After four exhilarating and exhausting years in New York, this new city was like a long drink of clear, cold water. I fell into it head first. I loved the smokey, candlelit bars filled with shabby furniture and fresh flowers. My apartment had original wood floors and elegant gold door handles. I found myself in the kinds of dark basement clubs my pre-teen self imagined vampires would hang out. No one seemed to care what I did for a living or who I kissed or where I came from. I bought a bike and Carhartt jacket and fancy sweatpants. I started smoking, but I finally felt like I could breathe.
I don’t leave Berghain until the dead of the afternoon, alone, the early-spring light outside so bright it seems to solidify when it hits my pupils. The people flocking toward the building look clean and fresh and like they’ve all had a healthy breakfast. I walk past them, reeking of smoke, feeling exposed, sweating inside my wool coat that’s too hot for this day. I try to make my way to the train but end up in the empty parking lot of some large store called a Hellweg, this big red sign above me, and all I can see is the word Hell. I double back. Every time I look over my shoulder I see Berghain, like it’s saying goodbye over the wide, flat rooftops, like it’s saying don’t go. I decide to walk home.
I end up at the East Side Gallery, the almost mile-long section of the Berlin Wall that’s been left standing as a reminder of what stands to be lost and, I suppose, what has been gained. Hordes of tourists throng along it, too close to me, busy taking pictures of themselves and each other in front of it. I defiantly walk in front of a few cameras, hoping to end up a black blur, a shadow at the edges of a bright vacation picture.
I reach the end of the Wall where it meets the Oberbaumbrücke, a bridge that stretches across the Spree River into what used to be the West. It was once a major border crossing; now it’s just my way home. The water in the river below gleams and winks and I feel acutely the weight of history, its inescapable trajectory, coalescing over and under and around me. I have the urge to turn around and go back, show my stamp to the bouncers at the door, fall back into the crowd and the music and be subsumed, re-baptized. It’s like I have a reason now, a living breathing, sweating embodiment of the why — why this, why here, why Berlin — and I want to hold it close to me for as long as I can.

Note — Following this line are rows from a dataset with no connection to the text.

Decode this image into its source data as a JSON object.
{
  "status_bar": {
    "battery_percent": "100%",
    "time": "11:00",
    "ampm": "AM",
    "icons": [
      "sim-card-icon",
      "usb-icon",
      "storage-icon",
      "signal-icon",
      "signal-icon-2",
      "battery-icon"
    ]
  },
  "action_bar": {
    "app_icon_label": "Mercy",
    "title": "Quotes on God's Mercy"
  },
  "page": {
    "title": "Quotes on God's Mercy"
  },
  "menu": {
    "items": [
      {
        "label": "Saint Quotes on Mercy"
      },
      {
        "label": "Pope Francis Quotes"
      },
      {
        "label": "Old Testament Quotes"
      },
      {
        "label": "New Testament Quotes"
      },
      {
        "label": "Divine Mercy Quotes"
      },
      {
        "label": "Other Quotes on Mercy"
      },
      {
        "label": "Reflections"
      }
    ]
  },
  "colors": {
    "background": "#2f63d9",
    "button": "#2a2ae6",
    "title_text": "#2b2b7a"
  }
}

That even I, a foreigner, an accidental denizen with the briefest knowledge of what came before, can feel like I belong here. Can take off my coat and lay down my bullshit and dance, ecstatic, at dawn.